  • Epidermoid cyst growth by desquamation and formation of cholesterol/keratin crystals
  • Gross pathologic features include shiny or “pearly” appearance within an outer connective tissue wall
  • Cyst contains solid cholesterol crystals and keratin

Clinical Features

  • Patient ages 20-60 years most common
  • No gender predilection
  • Presenting signs and symptoms depend on tumor size and location
    • Headache, cranial neuropathies (cranial nerves 5, 7, and 8 most common)
    • Cyst rupture may cause chemical meningitis
    • Often asymptomatic
  • Malignant degeneration into squamous cell carcinoma is rare
  • Treatment: microsurgical resection; gross total resection is often difficult because of involvement of adjacent structures and specifically attachment of the tumor pearls to the cerebrovascular structures
  • Prognosis: recurrence common with incomplete tumor resection or secondary to cerebrospinal spinal fluid (CSF) seeding; malignant degeneration into squamous cell carcinoma is rare

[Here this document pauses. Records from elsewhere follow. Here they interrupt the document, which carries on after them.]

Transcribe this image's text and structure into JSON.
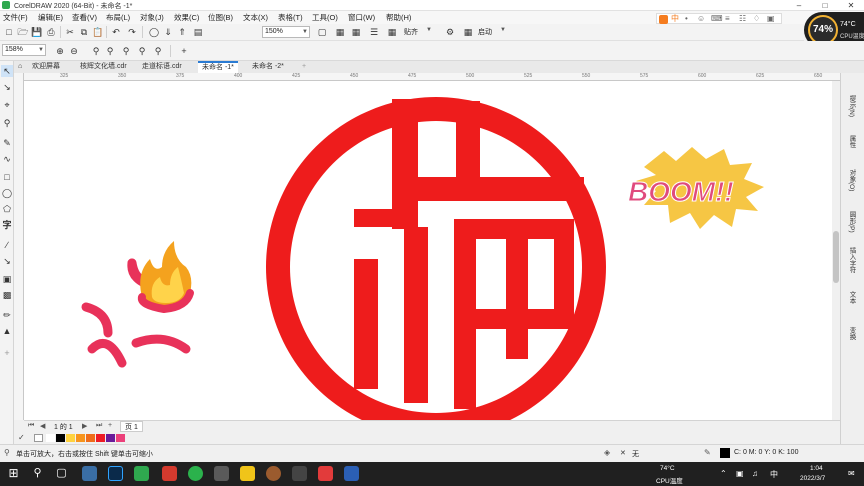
{
  "window": {
    "title": "CorelDRAW 2020 (64-Bit) - 未命名 -1*"
  },
  "menubar": {
    "items": [
      "文件(F)",
      "编辑(E)",
      "查看(V)",
      "布局(L)",
      "对象(J)",
      "效果(C)",
      "位图(B)",
      "文本(X)",
      "表格(T)",
      "工具(O)",
      "窗口(W)",
      "帮助(H)"
    ]
  },
  "toolbar": {
    "zoom_value": "158%",
    "zoom_value_2": "150%",
    "snap_label": "贴齐",
    "launch_label": "启动"
  },
  "doc_tabs": [
    "欢迎屏幕",
    "核辉文化墙.cdr",
    "走道标语.cdr",
    "未命名 -1*",
    "未命名 -2*"
  ],
  "ruler_ticks": [
    "325",
    "350",
    "375",
    "400",
    "425",
    "450",
    "475",
    "500",
    "525",
    "550",
    "575",
    "600",
    "625",
    "650"
  ],
  "canvas": {
    "boom_text": "BOOM!!",
    "fu_color": "#ee1c1c"
  },
  "pagebar": {
    "page_label": "页 1",
    "page_counter": "1 的 1"
  },
  "dockers": [
    "提示(N)",
    "属性",
    "对象(O)",
    "圆形(P)",
    "插入字符",
    "文本",
    "变换"
  ],
  "statusbar": {
    "hint": "单击可放大，右击或按住 Shift 键单击可缩小",
    "fill_label": "无",
    "color_model": "C: 0 M: 0 Y: 0 K: 100"
  },
  "cpu_widget": {
    "percent": "74%",
    "temp": "74°C",
    "label": "CPU温度"
  },
  "ime": {
    "items": [
      "中",
      "•",
      "☺",
      "⌨",
      "≡",
      "☷",
      "♢",
      "▣"
    ]
  },
  "taskbar": {
    "temp": "74°C",
    "temp_label": "CPU温度",
    "time": "1:04",
    "date": "2022/3/7",
    "ime": "中"
  },
  "palette_colors": [
    "#ffffff",
    "#000000",
    "#ffd23f",
    "#f7941d",
    "#ef6c1a",
    "#ee1c25",
    "#6a1b9a",
    "#ec407a"
  ]
}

Imaging

  • General
    • Most cases (90%) are intradural and located within the basal cisterns (cerebellopontine angle, fourth ventricle, parasellar)
    • Minority of cases (10%) are extradural and may arise within the bony calvarium (diploic space) or spine
  • Variable size, round or lobulated mass
  • Slow but insinuating or invaginating pattern of growth, often encases or surrounds adjacent nerves and vasculature
  • Computed Tomography (CT)

    • Well-defined, usually hypodense mass similar in density to CSF
    • <5% appear hyperdense, often due to proteinaceous, iron-rich, or hemorrhagic contents
    • Calcifications are common
    • Typically do not enhance on contrast enhanced CT
  • Magnetic Resonance Imaging (MRI)

    • T1WI
      • Signal intensity typically greater than CSF, but less than brain parenchyma
      • Highest signal often seen at the margin of the tumor
      • Signal intensity greater than brain parenchyma indicates a “white epidermoid,” brighter because of its higher degree of fatty components or blood products
      • Rare hypointense “black epidermoids” caused by low triglyceride and unsaturated fatty acid contents
    • T2WI

      • Iso- to hyperintense to CSF
      • Rare hypointense signal due to iron content or Ca++
    • FLAIR: intermediate to hyperintense due to incomplete dropout of fluid signal
    • DWI: demonstrates often markedly increased signal (restricts) with corresponding ADC value near that of brain parenchyma (in contrast to an arachnoid cyst which will not restrict)
    • T1WI+C: typically nonenhancing, although minimal enhancement at the margin of the tumor may be seen; significant enhancement may suggest malignant degeneration

Imaging Recommendations

  • MRI with FLAIR and DWI/ADC

For more information, please see the corresponding chapter in Radiopaedia.

Contributor: Rachel Seltman, MD

DOI: https://doi.org/10.18791/nsatlas.v1.03.01.15

References

Gao PY, Osborn AG, Smirniotopoulos JG, et al. Radiologic-pathologic correlation: epidermoid tumor of the cerebellopontine angle. AJNR Am J Neuroradiol 1992;13:865–872.

Mohanty A, Venkatrama SK, Rao BR, et al. Experience with cerebellopontine angle epidermoids. Neurosurgery. 1997; 40:24–30.

Osborn AG, Salzman KL, Jhaveri MD. Diagnostic Imaging (3rd ed). Philadelphia, PA: Elsevier, 2016.

Ren X, et al: Clinical, radiological, and pathological features of 24 atypical intracranial epidermoid cysts. J Neurosurg. 2012;116:611-621.

Tampieri D, Melanson D, Ethier R. MR imaging of epidermoid cysts. AJNR Am J Neuroradiol. 1989; 10:351–356.

Velamati R, et al: Meningitis secondary to ruptured epidermoid cyst: case-based review. Pediatr Ann. 2013;42:248-251.

Vellutini EA, et al: Malignant transformation of intracranial epidermoid cyst. Br J Neurosurg. 2014;28:507-509.

Please login to post a comment.

Top